Before studying abroad, you will probably get countless tips on how to make the most out of your experience. However, no guidebook you read or suggestion you receive from friends and family will truly let you know what it’s like until you’re actually there.
Here are 10 things that I’ve learned along the way:
Take different routes to and from school.
Not only does this spice up your daily routine, but it also allows you to wander and discover places during the week, when you have less time to explore.
Sign up for classes that you would never take back at home.
Originally, I was planning on taking all business classes because they would be related to my major; however, due to a scheduling conflict, I ended up with a course called TV Studies. It’s now my favorite class because the professor is an absolute riot who constantly makes sarcastic remarks and isn’t afraid to voice her political views.
Use social media less frequently.
If you’re constantly on your phone, you will miss out on a lot. After a month of trying to upload my latest photos on Facebook ASAP, I realized that this can be done whenever. It’s more important to soak in a particular moment and enjoy it. One or two pictures can wait, but after a moment passes, it is gone forever.
Buy your own groceries and cook your own food.
I’m not saying you shouldn’t dine at restaurants and try the local cuisine, but if you normally don’t eat out every day, don’t do it here. You can save so much money (for more important things, like traveling) by simply preparing your own meals.
Identify the unique things in your host country and capitalize on it.
For example, even though I am not a big coffee drinker, I have fallen in love with Spain’s “café con leche” which is EVERYWHERE. It’s also much cheaper than coffee in the States, so I make sure to enjoy it as much as I can before it will disappear from my life.
Don’t book 6AM flights.
I’m telling you right now, the cheaper fare isn’t worth the lack of sleep which will make you a zombie for the rest of the day. Plus, many modes of transportation to airports don’t start running UNTIL 6AM, so you might have trouble getting to your terminal.
Participate in the events put on by your school’s exchange student network.
You might think you’re too cool for these organized activities, but it’s such a good way to meet new people, especially in the first month when everyone is new.
Acknowledge that there will be bad days.

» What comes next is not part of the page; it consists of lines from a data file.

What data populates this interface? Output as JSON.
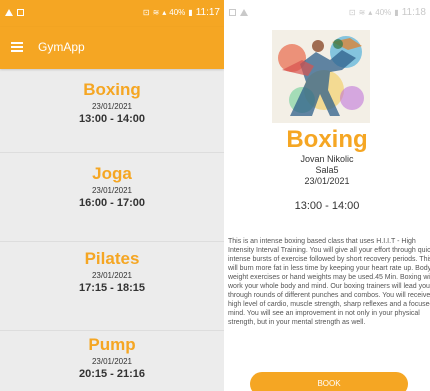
{
  "left": {
    "status": {
      "battery": "40%",
      "time": "11:17"
    },
    "app_title": "GymApp",
    "classes": [
      {
        "name": "Boxing",
        "date": "23/01/2021",
        "time": "13:00 - 14:00"
      },
      {
        "name": "Joga",
        "date": "23/01/2021",
        "time": "16:00 - 17:00"
      },
      {
        "name": "Pilates",
        "date": "23/01/2021",
        "time": "17:15 - 18:15"
      },
      {
        "name": "Pump",
        "date": "23/01/2021",
        "time": "20:15 - 21:16"
      }
    ]
  },
  "right": {
    "status": {
      "battery": "40%",
      "time": "11:18"
    },
    "detail": {
      "name": "Boxing",
      "trainer": "Jovan Nikolic",
      "room": "Sala5",
      "date": "23/01/2021",
      "time": "13:00 - 14:00",
      "description": "This is an intense boxing based class that uses H.I.I.T - High Intensity Interval Training. You will give all your effort through quick, intense bursts of exercise followed by short recovery periods. This will burn more fat in less time by keeping your heart rate up. Body weight exercises or hand weights may be used.45 Min. Boxing will work your whole body and mind. Our boxing trainers will lead you through rounds of different punches and combos. You will receive a high level of cardio, muscle strength, sharp reflexes and a focused mind. You will see an improvement in not only in your physical strength, but in your mental strength as well.",
      "book_label": "BOOK"
    }
  },
  "colors": {
    "accent": "#f5a623",
    "list_background": "#ececec",
    "text": "#333333"
  },
  "icons": {
    "menu": "hamburger-menu-icon"
  }
}
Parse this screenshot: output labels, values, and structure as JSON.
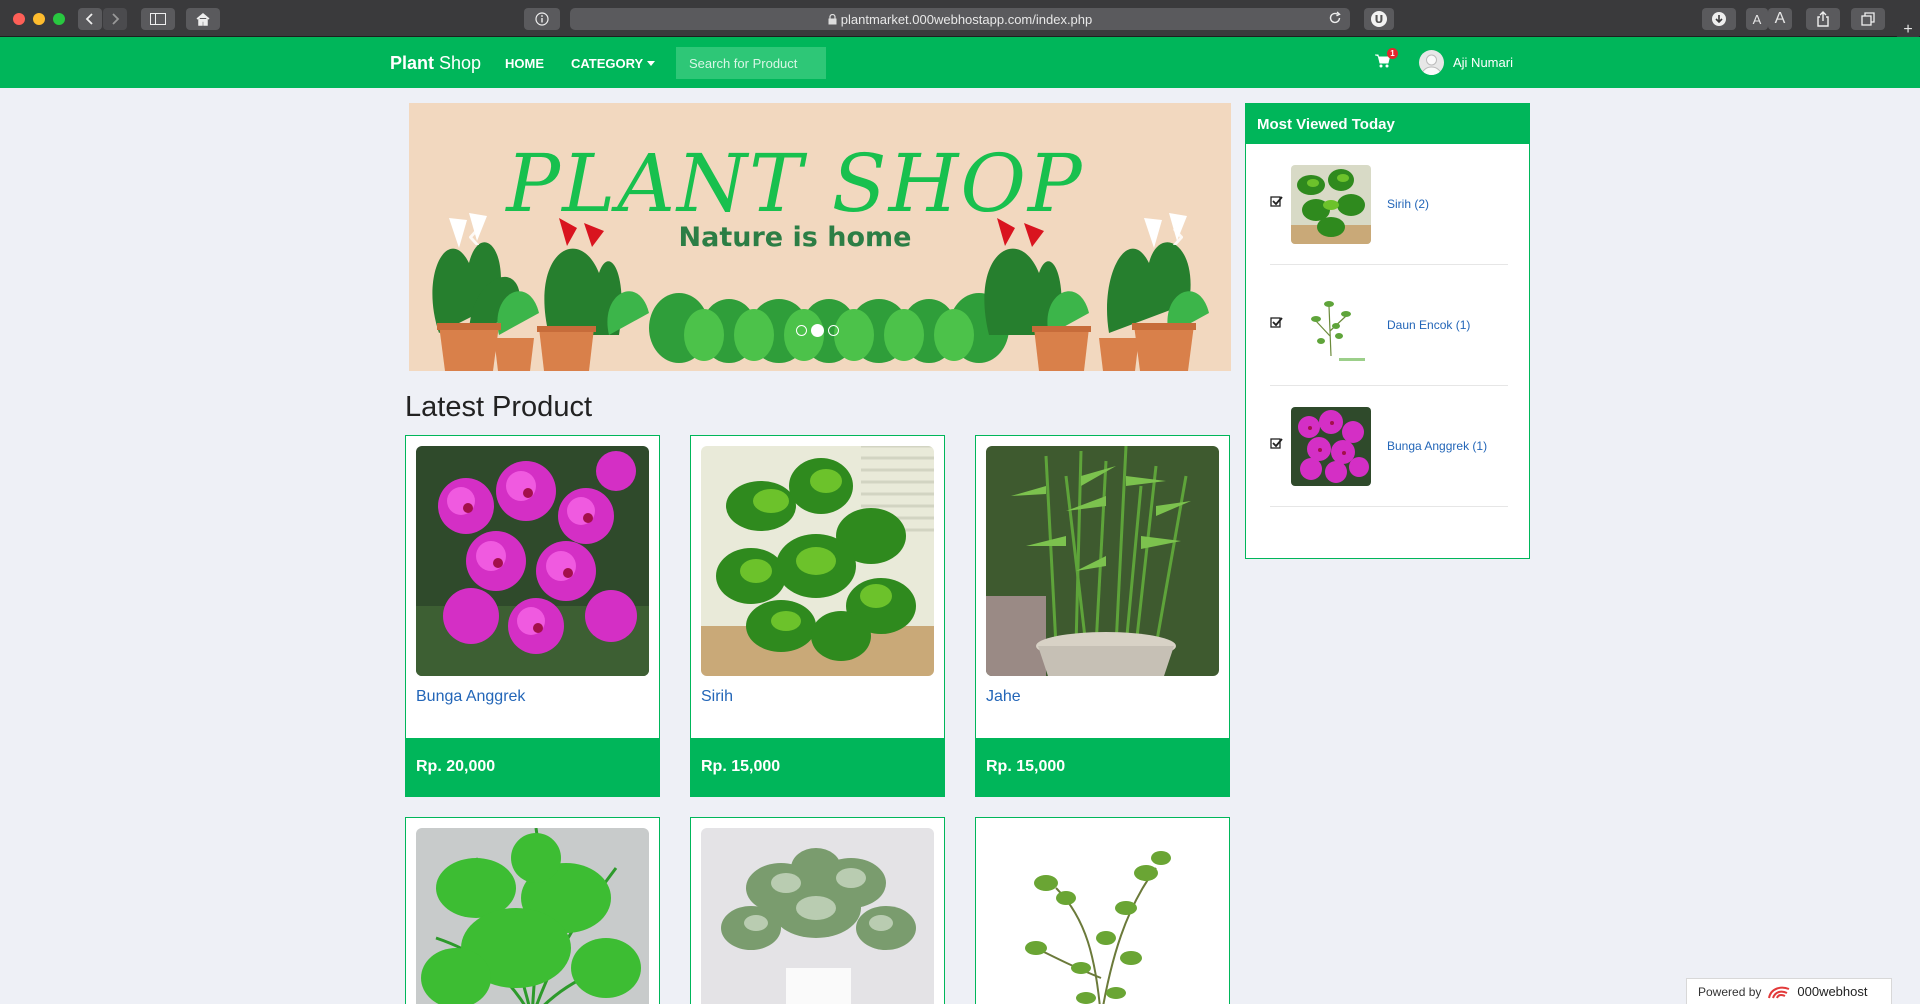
{
  "browser": {
    "url": "plantmarket.000webhostapp.com/index.php",
    "font_small": "A",
    "font_large": "A"
  },
  "navbar": {
    "brand_bold": "Plant",
    "brand_rest": " Shop",
    "home": "HOME",
    "category": "CATEGORY",
    "search_placeholder": "Search for Product",
    "cart_count": "1",
    "username": "Aji Numari"
  },
  "hero": {
    "title": "PLANT SHOP",
    "subtitle": "Nature is home",
    "prev": "‹",
    "next": "›",
    "slide_count": 3,
    "active_slide": 2
  },
  "latest": {
    "title": "Latest Product",
    "products": [
      {
        "name": "Bunga Anggrek",
        "price": "Rp. 20,000"
      },
      {
        "name": "Sirih",
        "price": "Rp. 15,000"
      },
      {
        "name": "Jahe",
        "price": "Rp. 15,000"
      }
    ]
  },
  "most_viewed": {
    "title": "Most Viewed Today",
    "items": [
      {
        "label": "Sirih (2)"
      },
      {
        "label": "Daun Encok (1)"
      },
      {
        "label": "Bunga Anggrek (1)"
      }
    ]
  },
  "footer": {
    "powered_by": "Powered by",
    "host": "000webhost"
  }
}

Everyone talks about how studying abroad is an amazing adventure, but no one mentions the pangs of homesickness every now and then or the difficulty of staying in contact with people. You will feel left out, lost, and confused when all of your friends are going on with life back at home, but remember that you’re making your own memories too.
Keep a journal or blog.
A lot of people do this to update others back home, but it’s just as much for your own personal sake! Writing things down not only helps you record your experiences so you can look back fondly at them one day, but it also allows you to make sense of your new surroundings and understand why things are the way they are.
Set aside time to focus purely on yourself.
For me, studying abroad is not only a learning experience about new cultures and ways of life, but also an amazing opportunity for self-discovery and self-improvement. Besides becoming more open-minded, independent, and street smart from living here on my own, I’ve also been able take better care of myself with little things, like cooking healthier, sleeping earlier, exercising more, and reading for pleasure. As a result, I find myself feeling genuinely happier and more confident.
I hope these tips give you a better idea of what it’s like to study abroad and make you excited for your journey! You’re going to have the time of your life.
Alina Tang will graduate from USC in 2016. She is majoring in business administration and plans to work in the Management Development Program at Mondelez International and gain more experience in global marketing.